The 185,000-bpd refinery of Monroe Energy in Trainer, Pennsylvania ran out of oil due to shipment delays caused by hurricane activity in the Caribbean, shipping data and a source close to the company, as quoted by Reuters, revealed.
The shipment that caused the idling of several units at the facility was the VLCC C. Innovator, carrying West African crude, which encountered rough waters that hurricanes Maria and Jose caused. The vessel loaded in Nigeria on September 4, and 19 days later was anchored at the mouth of the Delaware River, off the Pennsylvania coast.
Kpler data confirmed the location of the vessel, adding that it carries 1.6 million barrels of crude. The Paris-based data provider also said that the VLCC’s presence at the Big Stone anchorage, where cargo is transferred from larger to smaller vessels, is causing a headache. The place has been quite busy in the last few days, and a VLCC’s presence among the vessels is not helping other vessels reach the coast.
Reuters notes in its report on the event that VLCCs cannot unload its cargo directly at a refinery on the East Coast and it can’t unload at most U.S. ports due to their size. Instead, they are anchored in deep waters and the oil is first transferred to smaller vessels that then take it to shore.
Hurricane Maria is currently moving up the U.S. Atlantic Coast, and forecasts indicate that it will be downgraded to a tropical storm before it reaches the North Carolina coast. From there, the hurricane is expected to head east, reaching the UK coast during the weekend, along with another hurricane, Lee. At its height, Maria devastated Puerto Rico.

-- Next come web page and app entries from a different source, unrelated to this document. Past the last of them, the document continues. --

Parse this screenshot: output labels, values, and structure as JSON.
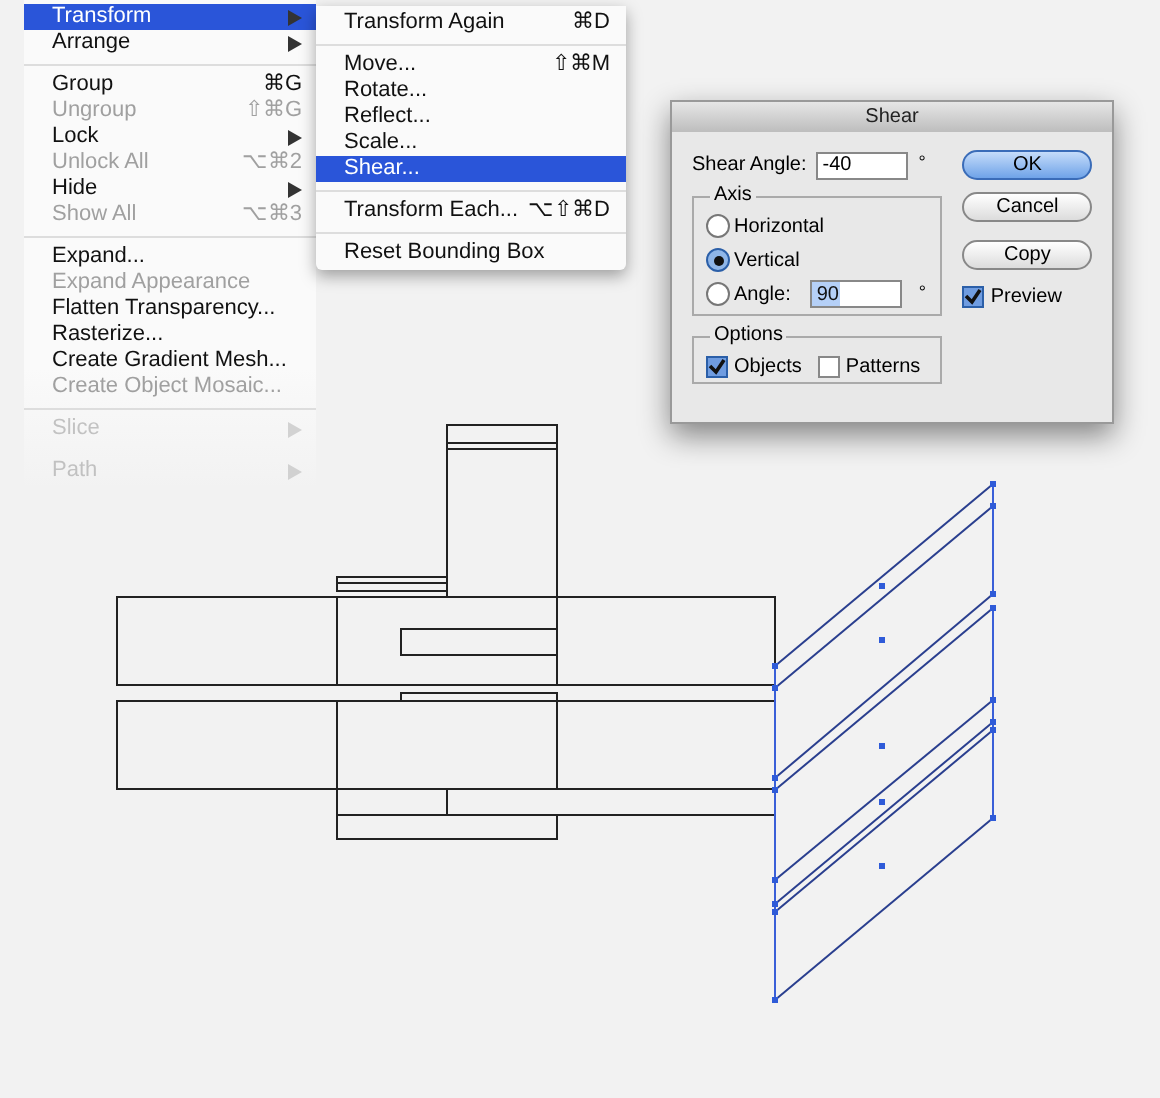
{
  "menu": {
    "items": [
      {
        "kind": "item",
        "label": "Transform",
        "submenu": true,
        "disabled": false,
        "selected": true
      },
      {
        "kind": "item",
        "label": "Arrange",
        "submenu": true,
        "disabled": false,
        "selected": false
      },
      {
        "kind": "separator"
      },
      {
        "kind": "item",
        "label": "Group",
        "shortcut": "⌘G",
        "disabled": false,
        "selected": false
      },
      {
        "kind": "item",
        "label": "Ungroup",
        "shortcut": "⇧⌘G",
        "disabled": true,
        "selected": false
      },
      {
        "kind": "item",
        "label": "Lock",
        "submenu": true,
        "disabled": false,
        "selected": false
      },
      {
        "kind": "item",
        "label": "Unlock All",
        "shortcut": "⌥⌘2",
        "disabled": true,
        "selected": false
      },
      {
        "kind": "item",
        "label": "Hide",
        "submenu": true,
        "disabled": false,
        "selected": false
      },
      {
        "kind": "item",
        "label": "Show All",
        "shortcut": "⌥⌘3",
        "disabled": true,
        "selected": false
      },
      {
        "kind": "separator"
      },
      {
        "kind": "item",
        "label": "Expand...",
        "disabled": false,
        "selected": false
      },
      {
        "kind": "item",
        "label": "Expand Appearance",
        "disabled": true,
        "selected": false
      },
      {
        "kind": "item",
        "label": "Flatten Transparency...",
        "disabled": false,
        "selected": false
      },
      {
        "kind": "item",
        "label": "Rasterize...",
        "disabled": false,
        "selected": false
      },
      {
        "kind": "item",
        "label": "Create Gradient Mesh...",
        "disabled": false,
        "selected": false
      },
      {
        "kind": "item",
        "label": "Create Object Mosaic...",
        "disabled": true,
        "selected": false
      },
      {
        "kind": "separator"
      },
      {
        "kind": "item",
        "label": "Slice",
        "submenu": true,
        "disabled": true,
        "selected": false
      },
      {
        "kind": "item",
        "label": "Path",
        "submenu": true,
        "disabled": true,
        "selected": false
      }
    ]
  },
  "submenu": {
    "items": [
      {
        "kind": "item",
        "label": "Transform Again",
        "shortcut": "⌘D",
        "selected": false
      },
      {
        "kind": "separator"
      },
      {
        "kind": "item",
        "label": "Move...",
        "shortcut": "⇧⌘M",
        "selected": false
      },
      {
        "kind": "item",
        "label": "Rotate...",
        "selected": false
      },
      {
        "kind": "item",
        "label": "Reflect...",
        "selected": false
      },
      {
        "kind": "item",
        "label": "Scale...",
        "selected": false
      },
      {
        "kind": "item",
        "label": "Shear...",
        "selected": true
      },
      {
        "kind": "separator"
      },
      {
        "kind": "item",
        "label": "Transform Each...",
        "shortcut": "⌥⇧⌘D",
        "selected": false
      },
      {
        "kind": "separator"
      },
      {
        "kind": "item",
        "label": "Reset Bounding Box",
        "selected": false
      }
    ]
  },
  "dialog": {
    "title": "Shear",
    "shear_angle": {
      "label": "Shear Angle:",
      "value": "-40",
      "unit": "°"
    },
    "axis": {
      "legend": "Axis",
      "options": [
        {
          "kind": "radio",
          "label": "Horizontal",
          "selected": false
        },
        {
          "kind": "radio",
          "label": "Vertical",
          "selected": true
        },
        {
          "kind": "radio_field",
          "label": "Angle:",
          "selected": false,
          "value": "90",
          "unit": "°"
        }
      ]
    },
    "options": {
      "legend": "Options",
      "checkboxes": [
        {
          "label": "Objects",
          "checked": true
        },
        {
          "label": "Patterns",
          "checked": false
        }
      ]
    },
    "buttons": [
      {
        "label": "OK",
        "default": true
      },
      {
        "label": "Cancel",
        "default": false
      },
      {
        "label": "Copy",
        "default": false
      }
    ],
    "preview": {
      "label": "Preview",
      "checked": true
    }
  }
}
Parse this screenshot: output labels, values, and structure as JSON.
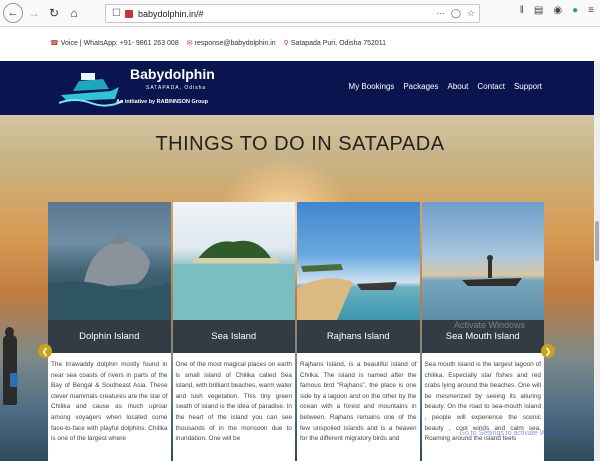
{
  "browser": {
    "url": "babydolphin.in/#",
    "icons": [
      "back-icon",
      "forward-icon",
      "reload-icon",
      "home-icon",
      "shield-icon",
      "lock-icon",
      "more-icon",
      "pocket-icon",
      "star-icon",
      "library-icon",
      "reader-icon",
      "account-icon",
      "extension-icon",
      "menu-icon"
    ]
  },
  "contact": {
    "phone": "Voice | WhatsApp: +91- 9861 263 008",
    "email": "response@babydolphin.in",
    "address": "Satapada Puri, Odisha 752011"
  },
  "brand": {
    "name": "Babydolphin",
    "sub": "SATAPADA, Odisha",
    "tagline": "An initiative by RABINNSON Group"
  },
  "nav": [
    "My Bookings",
    "Packages",
    "About",
    "Contact",
    "Support"
  ],
  "hero": {
    "title": "THINGS TO DO IN SATAPADA",
    "watermark": "Activate Windows",
    "watermark2": "Go to Settings to activate Windows."
  },
  "cards": [
    {
      "title": "Dolphin Island",
      "text": "The Irrawaddy dolphin mostly found in near sea coasts of rivers in parts of the Bay of Bengal & Southeast Asia. These clever mammals creatures are the star of Chilika and cause as much uproar among voyagers when located come face-to-face with playful dolphins. Chilika is one of the largest where"
    },
    {
      "title": "Sea Island",
      "text": "One of the most magical places on earth is small island of Chilika called Sea island, with brilliant beaches, warm water and lush vegetation. This tiny green swath of island is the idea of paradise. In the heart of the island you can see thousands of in the monsoon due to inundation. One will be"
    },
    {
      "title": "Rajhans Island",
      "text": "Rajhans Island, is a beautiful island of Chilka. The island is named after the famous bird \"Rajhans\", the place is one side by a lagoon and on the other by the ocean with a forest and mountains in between. Rajhans remains one of the few unspoiled islands and is a heaven for the different migratory birds and"
    },
    {
      "title": "Sea Mouth Island",
      "text": "Sea mouth island is the largest lagoon of chilika. Especially star fishes and red crabs lying around the beaches. One will be mesmerized by seeing its alluring beauty. On the road to sea-mouth island , people will experience the scenic beauty , cool winds and calm sea. Roaming around the island feels"
    }
  ]
}
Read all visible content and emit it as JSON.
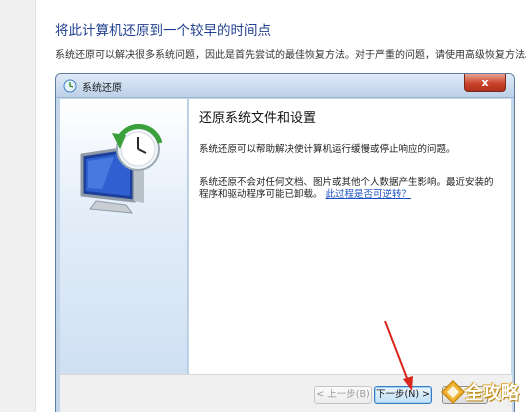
{
  "doc": {
    "heading": "将此计算机还原到一个较早的时间点",
    "paragraph": "系统还原可以解决很多系统问题，因此是首先尝试的最佳恢复方法。对于严重的问题，请使用高级恢复方法。"
  },
  "dialog": {
    "title": "系统还原",
    "close_label": "x",
    "content_title": "还原系统文件和设置",
    "para1": "系统还原可以帮助解决使计算机运行缓慢或停止响应的问题。",
    "para2": "系统还原不会对任何文档、图片或其他个人数据产生影响。最近安装的程序和驱动程序可能已卸载。",
    "para2_link": "此过程是否可逆转？",
    "status_text": "",
    "buttons": {
      "back": "< 上一步(B)",
      "next": "下一步(N) >",
      "cancel": ""
    }
  },
  "watermark": {
    "text": "全攻略"
  },
  "colors": {
    "heading_blue": "#1f3f8f",
    "link_blue": "#1a4fc4",
    "arrow_red": "#d9261c",
    "close_red": "#c9432a"
  },
  "icons": {
    "title_icon": "system-restore-icon",
    "hero_icon": "restore-monitor-icon",
    "watermark_icon": "watermark-logo-icon"
  }
}
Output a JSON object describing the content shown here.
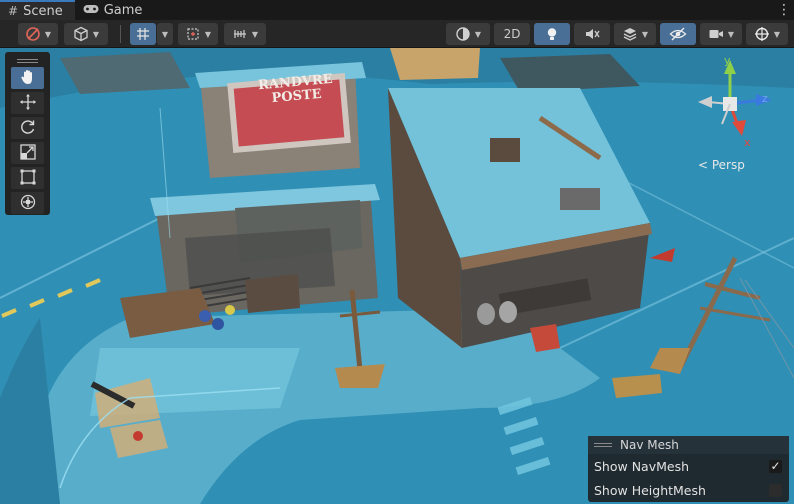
{
  "tabs": [
    {
      "label": "Scene",
      "icon": "grid-icon",
      "active": true
    },
    {
      "label": "Game",
      "icon": "gamepad-icon",
      "active": false
    }
  ],
  "toolbar": {
    "mode_2d_label": "2D"
  },
  "gizmo": {
    "axis_x": "x",
    "axis_y": "y",
    "axis_z": "z",
    "projection_label": "< Persp"
  },
  "navmesh_overlay": {
    "title": "Nav Mesh",
    "options": [
      {
        "label": "Show NavMesh",
        "checked": true
      },
      {
        "label": "Show HeightMesh",
        "checked": false
      }
    ]
  },
  "billboard": {
    "text_line1": "RANDVRE",
    "text_line2": "POSTE"
  },
  "colors": {
    "navmesh_blue": "#2f8fb5",
    "active_blue": "#4a6f96",
    "axis_x": "#e04a3a",
    "axis_y": "#8fd04a",
    "axis_z": "#3a7ae0"
  }
}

The worst hurricane this season to hit the U.S. coast was Harvey, which shut down about a fifth of national refining capacity, causing major buildups in crude oil inventories. The shutdowns came a few weeks before many refineries were scheduled to enter maintenance, and some were forced to do so as they had delayed regular maintenance work for weeks and even months, Bloomberg reported last week.
There were, as of September 19, at least 13 refineries that have delayed maintenance, and their combined capacity is 3.27 million bps, so we may expect further inventory builds, despite yesterday’s API estimate, which said crude oil inventories had declined by 761,000 barrels.